More than 230 nurses employed by Sanford Bemidji Medical Center will vote Thursday, July 28, to accept or reject a contract offer from hospital management.

Rejection would authorize a strike, and bargaining committee leaders are unanimously recommending rejection.

Peter Danielson, RN, and Minnesota Nurses Association co-chair for Sanford Bemidji Medical Center, referred in a press release to the management's offer as "concession laden" and recommended that the bargaining team call a strike, which would require a two-thirds vote of MNA members.

"These ongoing negotiations with the union are normal," said Joy Johnson, chief operations officer for Sanford Health of Northern Minnesota. "We go through this process every couple of years."

According to Danielson, sticking points in the negotiation include safe staffing levels and the ability for nurses to have what they believe to be adequate resources for care for patients at their bedsides. Other issues include hospital management's demand for major concessions from nurses in relation to their health care and pension plans. These concessions would make recruitment and retention of nurses difficult, Danielson said.

"Sanford has presented a fair plan based on current economic realities," Johnson said. "We have negotiated in good faith, openly and honestly. Through mutual compromise, we have already reached an agreement with our hospital nurses on staffing and scheduling to ensure ongoing patient safety."

Danielson maintains patient safety is indeed being compromised.

"This is Bemidji, and since 1898, our hospital had been there for the people of this community, Danielson said. "Our neighbors, friends and family members have come to expect their safety as patients comes before someone else's corporate profits. We want to ensure this remains the case, and the best way we know how is by reaching a contract agreement that puts patient safety ahead of corporate profits."

"It is disappointing that the union chose to go public with these confrontational comments," said Johnson. "Family is one of Sanford's core values, moving in one direction as a team, seeking to do what's best for all of our family members."

Nurses and hospital management have been negotiating since April in efforts to reach a new contract agreement.

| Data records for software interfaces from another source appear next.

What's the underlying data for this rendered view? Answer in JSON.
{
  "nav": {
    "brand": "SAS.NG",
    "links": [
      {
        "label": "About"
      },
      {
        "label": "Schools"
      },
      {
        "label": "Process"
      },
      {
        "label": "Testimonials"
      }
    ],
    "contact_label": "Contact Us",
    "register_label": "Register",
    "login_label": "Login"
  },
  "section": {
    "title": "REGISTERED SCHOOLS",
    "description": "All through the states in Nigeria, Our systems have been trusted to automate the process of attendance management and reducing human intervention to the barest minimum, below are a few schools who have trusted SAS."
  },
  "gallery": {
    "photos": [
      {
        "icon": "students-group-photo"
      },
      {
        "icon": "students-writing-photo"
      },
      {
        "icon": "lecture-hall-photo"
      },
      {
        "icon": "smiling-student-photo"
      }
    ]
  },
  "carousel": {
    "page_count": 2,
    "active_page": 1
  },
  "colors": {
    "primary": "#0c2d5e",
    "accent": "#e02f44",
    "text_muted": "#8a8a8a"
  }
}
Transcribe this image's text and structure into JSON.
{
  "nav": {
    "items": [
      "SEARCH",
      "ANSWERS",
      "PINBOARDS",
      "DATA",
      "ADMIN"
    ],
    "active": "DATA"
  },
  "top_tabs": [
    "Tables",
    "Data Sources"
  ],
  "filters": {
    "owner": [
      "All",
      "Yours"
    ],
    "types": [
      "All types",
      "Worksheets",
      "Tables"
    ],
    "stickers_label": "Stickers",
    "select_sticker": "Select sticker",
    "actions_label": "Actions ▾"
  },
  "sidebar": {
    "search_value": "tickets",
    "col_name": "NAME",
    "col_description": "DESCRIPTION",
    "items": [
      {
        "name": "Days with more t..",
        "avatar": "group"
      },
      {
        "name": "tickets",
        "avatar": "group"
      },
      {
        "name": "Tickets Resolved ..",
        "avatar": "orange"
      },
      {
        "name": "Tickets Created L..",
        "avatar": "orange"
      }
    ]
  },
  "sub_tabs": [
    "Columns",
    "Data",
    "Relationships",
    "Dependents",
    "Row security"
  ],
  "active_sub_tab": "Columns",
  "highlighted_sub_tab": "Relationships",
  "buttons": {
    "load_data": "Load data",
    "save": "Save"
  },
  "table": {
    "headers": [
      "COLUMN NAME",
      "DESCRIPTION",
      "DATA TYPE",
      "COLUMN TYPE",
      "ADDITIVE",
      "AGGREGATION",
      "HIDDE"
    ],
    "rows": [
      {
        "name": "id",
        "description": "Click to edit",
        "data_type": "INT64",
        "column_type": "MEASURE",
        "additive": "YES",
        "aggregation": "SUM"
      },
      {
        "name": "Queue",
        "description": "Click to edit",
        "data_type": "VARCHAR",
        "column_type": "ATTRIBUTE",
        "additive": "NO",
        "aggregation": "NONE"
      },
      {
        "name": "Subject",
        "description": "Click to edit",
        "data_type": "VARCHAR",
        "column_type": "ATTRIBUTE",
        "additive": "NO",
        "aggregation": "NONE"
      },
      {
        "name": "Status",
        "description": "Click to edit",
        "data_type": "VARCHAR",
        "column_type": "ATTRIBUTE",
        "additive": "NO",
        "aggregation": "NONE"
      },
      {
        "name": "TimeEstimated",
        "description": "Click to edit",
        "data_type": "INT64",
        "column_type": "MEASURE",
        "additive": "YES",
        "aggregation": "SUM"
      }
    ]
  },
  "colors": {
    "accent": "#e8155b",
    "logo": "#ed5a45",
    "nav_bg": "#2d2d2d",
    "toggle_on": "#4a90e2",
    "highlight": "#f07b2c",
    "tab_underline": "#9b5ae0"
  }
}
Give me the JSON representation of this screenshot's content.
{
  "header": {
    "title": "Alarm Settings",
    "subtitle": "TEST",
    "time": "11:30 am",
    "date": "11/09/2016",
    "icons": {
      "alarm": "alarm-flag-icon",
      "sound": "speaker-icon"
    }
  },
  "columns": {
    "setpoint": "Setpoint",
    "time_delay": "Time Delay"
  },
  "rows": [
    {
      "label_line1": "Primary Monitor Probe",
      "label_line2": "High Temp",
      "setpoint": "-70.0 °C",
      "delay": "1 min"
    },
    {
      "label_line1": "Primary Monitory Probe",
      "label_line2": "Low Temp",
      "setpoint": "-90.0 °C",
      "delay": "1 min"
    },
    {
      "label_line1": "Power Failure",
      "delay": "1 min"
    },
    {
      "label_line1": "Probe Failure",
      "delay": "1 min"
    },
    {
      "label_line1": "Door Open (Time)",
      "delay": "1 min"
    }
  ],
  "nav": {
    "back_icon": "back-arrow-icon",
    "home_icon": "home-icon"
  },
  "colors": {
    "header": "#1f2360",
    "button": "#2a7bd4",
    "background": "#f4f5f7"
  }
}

The nurses' current agreement with Sanford Bemidji Medical Center expired Feb. 28.

"In the end, this is in the hands of our nurses," Johnson said. "We encourage them to vote and thank them for their earnest deliberation."

Sanford merged with North Country Regional Hospital and the former MeritCare Bemidji Clinic in February to form Sanford Health of Northern Minnesota. As part of the affiliation, Sanford Health will invest $70 million in the community throughout the next 10 years in terms of facilities, recruitment and technology. Also, Sanford immediately will make a $5 million gift to the NCHS Foundation, which will remain an independent nonprofit governed by a board separate from Sanford Bemidji Board of Directors.

NCHS had more than 900 employees with 25,000 emergency visits, 5,500 acute admissions and 1,000 births a year.

Sanford Health is headquartered in Fargo, N.D., and Sioux Falls, S.D., and has 31 hospitals, 111 clinic locations and more than 800 physicians in 70 specialties of medicine.